Dewenetti! Happy Tabaski!
It seems like ever since we arrived we’ve been observing preparations for the Muslim holiday, Tabaski, this year celebrated on November 17th. Also known as Eid al-Adah, or the “festival of sacrifices,” and by several names including Tabaski in West Africa, the holiday commemorates Abraham’s willingness to sacrifice his son Ishmael as an act of obedience to God. At the last minute he sacrifices a ram instead. In Senegal, traditions for Tabaski include sacrificing a sheep for each able man in the family, preparing the meat to eat and distribute to neighbors, and dressing up in elegantly embroidered outfits to visit everyone you know. Also, just like Halloween, children walk around the streets asking for their “gift”, usually in the form of small coins to buy themselves a treat. To say the least, we were all excited to experience our first Tabaski, yet also anxious about how we would react to seeing an animal sacrificed.
The arguably most sacred part of the day occurs in the morning when the men of the family come together to sacrifice the sheep. I spent the day with another Linfield student’s family Arielle, since my family is Catholic. Yes, Arielle and I are both meat eaters and know someplace in the American meat industry animals are killed, yet witnessing such an intimate view of death was intense. That morning the family came together briefly, said a barely audible prayer and slit the throat of the sheep. Arielle and I tried to watch the whole process but as expected it was very graphic and disturbing. Next her host brother and neighbor tied the sheep to a tree and began the process of skinning and butchering the carcass.

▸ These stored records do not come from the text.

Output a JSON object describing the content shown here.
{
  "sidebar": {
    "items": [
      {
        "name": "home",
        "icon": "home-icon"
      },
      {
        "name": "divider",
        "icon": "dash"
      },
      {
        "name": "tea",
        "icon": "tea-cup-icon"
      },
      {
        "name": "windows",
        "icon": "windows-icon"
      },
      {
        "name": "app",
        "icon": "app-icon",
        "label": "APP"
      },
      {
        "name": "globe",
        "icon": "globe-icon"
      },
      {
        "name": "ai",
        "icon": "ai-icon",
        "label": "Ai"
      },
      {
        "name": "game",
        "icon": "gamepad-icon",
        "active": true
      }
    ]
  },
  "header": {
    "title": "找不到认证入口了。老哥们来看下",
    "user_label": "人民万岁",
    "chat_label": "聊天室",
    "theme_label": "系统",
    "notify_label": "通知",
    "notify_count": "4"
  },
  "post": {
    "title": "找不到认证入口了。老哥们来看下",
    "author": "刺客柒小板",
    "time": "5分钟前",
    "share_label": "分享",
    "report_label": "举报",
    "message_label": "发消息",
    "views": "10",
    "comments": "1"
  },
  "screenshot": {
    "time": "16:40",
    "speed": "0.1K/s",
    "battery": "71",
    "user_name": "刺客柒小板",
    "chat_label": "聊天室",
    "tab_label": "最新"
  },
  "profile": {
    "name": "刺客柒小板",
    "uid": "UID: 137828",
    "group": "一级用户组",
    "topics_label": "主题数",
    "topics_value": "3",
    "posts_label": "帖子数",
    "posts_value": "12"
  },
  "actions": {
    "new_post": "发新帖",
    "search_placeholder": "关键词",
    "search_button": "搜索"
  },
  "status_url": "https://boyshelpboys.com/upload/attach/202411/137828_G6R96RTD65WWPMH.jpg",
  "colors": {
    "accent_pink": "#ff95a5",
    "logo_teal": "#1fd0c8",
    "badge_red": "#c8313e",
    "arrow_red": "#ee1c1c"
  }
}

As each step was completed, the “thing” looked less and less like the furry friend it was moments before.
As excited as some Americans can be on Christmas day, our Senegalese friends and family were in similar good spirits during the slaughtering process. Family members came together to divvy up the meat, and neighborhood males visited each other grinning from ear to ear, on an adrenaline high, covered in blood. Yet just as soon as the party began it was over, and then began the long wait between the sacrifice and dressing up in our fancy-pants tailored outfits to visit family. In the meanwhile we at more than enough sheep to last us the rest of our lives— deliciously barbecued as well as in slow-cooked stew.
Just before dusk, we dressed up in our outfits. Mine was a royal and white boubou generously donated by my mother, which meant I didn’t have to spend a fortune on a tailored outfit like others in the group. We made our rounds in the immediate neighborhood, then headed over to another neighborhood to take a Linfield group picture and also visit our very dear professor, Dr. Cheikh Thiam. Dr. Thiam was the brain behind the Linfield-Senegal program as well as the new Francophone African Studies Major and Minor. Some of us had the opportunity to take several of the courses he taught at Linfield before leaving for Ohio State.
The rest of the evening we spent discussing with Thiam and his family, with whom one of the Linfield students, Jaylynn, is living. We ate more sheep, took many pictures, and enjoyed this new holiday.
Psychology Major, Art & Francophone Studies Minor